We conclude that the hearing officer did not abuse her discretion in determining the BDA issue in favor of the claimant. We are satisfied that the hearing officer’s decision, in the case under review, that good cause exists to relieve the unrepresented claimant of the effects of the BDA is supported by sufficient evidence and is not so against the great weight and preponderance of the evidence as to be clearly wrong and unjust. Cain v. Bain, 709 S.W.2d 175 (Tex. 1986).
The hearing officer did not err in determining that the claimant sustained a compensable injury on __________; that the compensable injury extends to include a left rotator cuff tear; and that the claimant timely notified the employer of the injury (Section 409.001(a) provides for notice of injury to the employer within 30 days of the injury). There is conflicting evidence in this case. The hearing officer is the sole judge of the weight and credibility of the evidence. Section 410.165(a). As the trier of fact, the hearing officer determines what facts have been established from the evidence presented. We conclude that the hearing officer’s determinations are supported by sufficient evidence and are not so against the great weight and preponderance of the evidence as to be clearly wrong and unjust. Cain, supra.
To obtain reversal of a decision based upon alleged error in the admission or exclusion of evidence, it must first be shown that the evidentiary ruling was in error, and second that the error was reasonably calculated to cause and probably did cause the rendition of an improper decision. Hernandez v. Hernandez, 611 S.W.2d 732 (Tex. Civ. App.-San Antonio, 1981, no writ). The carrier has not shown reversible error in the hearing officer’s ruling admitting the written statement of (GC) into evidence over the carrier’s objection as to untimely exchange of that statement, which statement was exchanged with the carrier by the claimant on January 9, 2001, more than one and one-half months before the CCH. The hearing officer found that the claimant had good cause for not exchanging the statement until January 9, 2001, and we do not find an abuse of discretion in that ruling.

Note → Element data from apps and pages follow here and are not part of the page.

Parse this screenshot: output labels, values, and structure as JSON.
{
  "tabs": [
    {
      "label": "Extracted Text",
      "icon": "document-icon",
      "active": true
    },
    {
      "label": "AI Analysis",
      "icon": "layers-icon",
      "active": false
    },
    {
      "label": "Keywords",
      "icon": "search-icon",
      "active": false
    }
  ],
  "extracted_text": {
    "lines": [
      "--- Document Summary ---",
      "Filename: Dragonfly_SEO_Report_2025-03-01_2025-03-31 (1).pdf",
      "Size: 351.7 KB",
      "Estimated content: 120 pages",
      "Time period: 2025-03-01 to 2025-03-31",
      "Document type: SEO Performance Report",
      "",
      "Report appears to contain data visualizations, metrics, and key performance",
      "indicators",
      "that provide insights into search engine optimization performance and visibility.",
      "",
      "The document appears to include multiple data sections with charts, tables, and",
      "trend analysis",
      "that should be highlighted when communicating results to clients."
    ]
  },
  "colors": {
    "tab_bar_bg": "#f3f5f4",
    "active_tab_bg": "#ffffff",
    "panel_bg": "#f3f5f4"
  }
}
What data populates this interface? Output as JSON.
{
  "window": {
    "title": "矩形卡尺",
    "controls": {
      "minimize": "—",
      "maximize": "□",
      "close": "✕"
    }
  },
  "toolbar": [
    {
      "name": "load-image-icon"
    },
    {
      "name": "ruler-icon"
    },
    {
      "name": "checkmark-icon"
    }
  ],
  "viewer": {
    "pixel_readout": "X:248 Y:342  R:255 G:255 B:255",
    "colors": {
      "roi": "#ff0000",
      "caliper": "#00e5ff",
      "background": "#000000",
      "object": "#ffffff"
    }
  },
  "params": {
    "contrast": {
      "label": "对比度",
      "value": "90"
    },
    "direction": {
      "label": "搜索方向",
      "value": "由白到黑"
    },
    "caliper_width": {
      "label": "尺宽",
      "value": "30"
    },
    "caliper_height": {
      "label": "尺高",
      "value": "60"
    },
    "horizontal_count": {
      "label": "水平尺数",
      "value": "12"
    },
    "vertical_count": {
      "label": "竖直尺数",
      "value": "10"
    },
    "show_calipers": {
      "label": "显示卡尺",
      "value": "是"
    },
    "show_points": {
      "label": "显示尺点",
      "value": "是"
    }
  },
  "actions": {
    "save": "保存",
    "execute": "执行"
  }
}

The hearing officer’s decision and order are affirmed.
Robert W. Potts
Elaine M. Chaney
Philip F. O’Neill